Gaza flotilla
Israeli naval vessels approach the port of Ashdod on Monday May 31, 2010. Earlier that day, Israeli marines stormed a Turkish aid ship bound for Gaza and nine activists were killed. Photo by Reuters
Text size

They want an international commission of inquiry to investigate the events of the raid on the Gaza flotilla? No problem - on condition that it is truly international: the kind that has UN secretaries-general over the years give testimony, as well as U.S. presidents, European leaders, Turkish presidents past and present, and all those who turned their backs when they knew what was going on in the Gaza Strip and agreed to the siege policy until the flotilla. All those who allowed the Israeli-Palestinian conflict to go on undisturbed and who felt that Gaza was a humanitarian, not a political problem.

It is fascinating to read UN resolutions on the Gaza Strip. They are perfectly laid out and usually begin with words like "we call on the sides," "we regard with gravity," "we support the Arab initiative," "we endorse previous UN resolutions," which were never implemented, of course. Empty words that were wasted on the sentences in which they were used. There was no banging on the table, not a single resolution on dispatching an international force, as if Gaza were not a combat zone but an unavoidable natural disaster; something the aid organizations should handle, not the politicians; a solution with aid convoys, not sanctions.

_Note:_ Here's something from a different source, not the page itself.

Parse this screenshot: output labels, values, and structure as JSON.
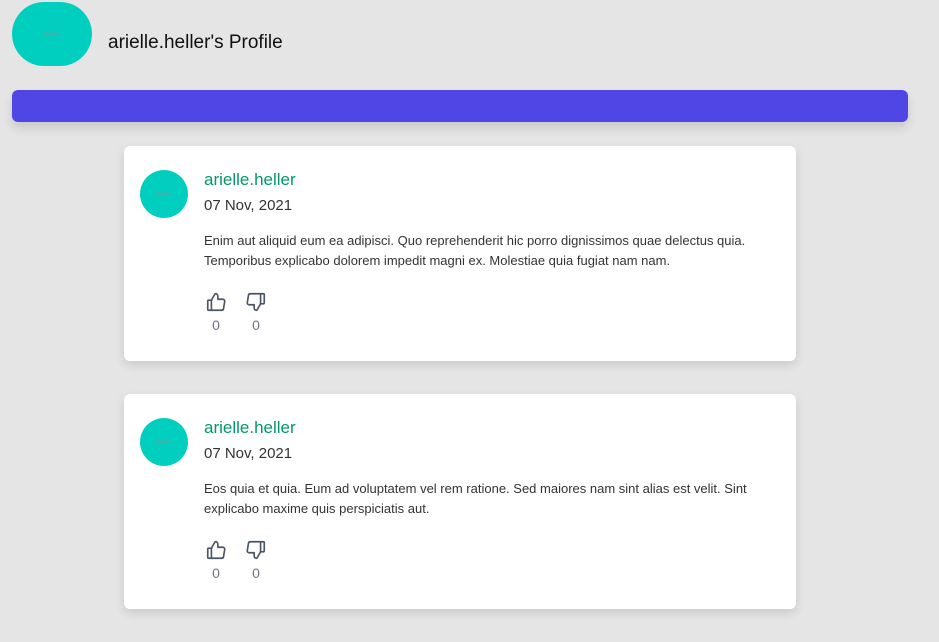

True, Israel is the one that imposed the siege and jailed 1.5 million civilians in a prison into which it threw food and medicine, following a very orderly list and in line with the number of calories each person needs to survive. Everyone watched, heard and remained silent - the Turkish prime minister and president, who until Operation Cast Lead did not really raise their voices, two American presidents, two UN secretaries-general, and European heads of state. In other words, they spoke endlessly, initiated resolutions, tried to mediate, but in the end raised their hands in surrender. After all, it is an internal Israeli-Palestinian matter that does not really pose a threat to world peace. A million and a half jailed Palestinians? It's Hamas' fault, not Israel's.

Until suddenly it turns out that the Gaza Strip, an empty area without petroleum or diamond wealth, strategically insignificant for the powers, could stir an international crisis. Relations between Israel and Turkey hit a reef, relations between the United States and Turkey are being reevaluated, the Jewish lobby is working overtime in Congress to push the administration to censure Turkey, Germany and the United States are trying to mediate between Israel and Turkey, and Turkish assistance to the international force in Afghanistan is being weighed. Meanwhile, Turkey enjoys great popularity in the Arab and Muslim world, but also threatens the Egyptian and Muslim monopoly for resolving the conflicts in the region. And Israel once more appears to be an irrational burden on U.S. policy in the region.

It also suddenly turns out that when the Gaza Strip manages to stir an international crisis, it is possible to ease the conditions of the siege. The list of items that can be imported is stretched like a rubber band. And people are beginning to talk about conditions for operating the Rafah crossing, the European Union is once more proposing to come back and supervise it, and mostly, Washington has awoken and is flexing a muscle. Not because the people of Gaza have been transformed into something the world is genuinely interested in; they have become a strategic threat. Where were all these critics, all the countries that have signed the UN's human rights conventions, when the siege was put in place and the blockade became asphyxiating?

An international inquiry into the foolishness of Israel's policy is unnecessary. There is no need to busy the world with something that is obvious and needs no proof. An international inquiry into the reasons and ways Turkish citizens were killed should also not be created. This is a subject for a joint Turkish-Israeli inquiry that should be set up quickly.

An international inquiry should have a different mandate: to look into how Israel managed to sell its destructive policy to the countries of the world, how they agreed to the jailing of 1.5 million people without a UN resolution. They should look into the international significance of the fact that a member of the UN decides to take such a step, and the international organization that now wants to investigate can't prevent that step, or forcefully act to cancel it. This is not a commission of inquiry against Israel but against UN headquarters in Manhattan. This is also the reason that such a committee will not be formed. It is much simpler to reach a plea bargain with Israel.